_Activity_: Below are the records; copy each line in which "text" occurs.

_Listed records_:
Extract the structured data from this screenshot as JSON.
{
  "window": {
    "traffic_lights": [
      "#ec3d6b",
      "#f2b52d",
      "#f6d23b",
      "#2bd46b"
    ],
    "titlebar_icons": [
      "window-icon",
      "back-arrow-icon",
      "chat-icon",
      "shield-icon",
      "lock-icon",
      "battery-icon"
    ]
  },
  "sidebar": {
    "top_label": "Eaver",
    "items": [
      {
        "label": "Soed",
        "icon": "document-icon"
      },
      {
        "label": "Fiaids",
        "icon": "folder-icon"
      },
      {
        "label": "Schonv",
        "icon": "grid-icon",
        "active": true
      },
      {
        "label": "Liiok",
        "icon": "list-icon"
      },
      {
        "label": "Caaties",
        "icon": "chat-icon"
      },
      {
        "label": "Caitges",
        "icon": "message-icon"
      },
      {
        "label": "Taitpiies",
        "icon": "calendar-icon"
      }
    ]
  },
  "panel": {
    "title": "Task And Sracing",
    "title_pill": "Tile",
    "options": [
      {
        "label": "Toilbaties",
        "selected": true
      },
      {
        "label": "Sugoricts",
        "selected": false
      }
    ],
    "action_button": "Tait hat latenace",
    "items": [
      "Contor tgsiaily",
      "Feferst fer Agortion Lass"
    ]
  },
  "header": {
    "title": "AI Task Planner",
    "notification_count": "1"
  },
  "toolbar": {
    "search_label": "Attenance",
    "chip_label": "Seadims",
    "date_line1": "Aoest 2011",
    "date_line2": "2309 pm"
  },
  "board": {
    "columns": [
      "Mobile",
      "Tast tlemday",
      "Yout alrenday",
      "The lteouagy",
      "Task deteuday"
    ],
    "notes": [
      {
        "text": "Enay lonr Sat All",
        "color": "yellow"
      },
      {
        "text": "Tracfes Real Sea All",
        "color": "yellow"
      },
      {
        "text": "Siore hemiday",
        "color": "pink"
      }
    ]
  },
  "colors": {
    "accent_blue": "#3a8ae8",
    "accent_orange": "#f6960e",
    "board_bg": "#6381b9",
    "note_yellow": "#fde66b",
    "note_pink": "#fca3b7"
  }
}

_Problem solution_:
        "text": "Enay lonr Sat All",
        "text": "Tracfes Real Sea All",
        "text": "Siore hemiday",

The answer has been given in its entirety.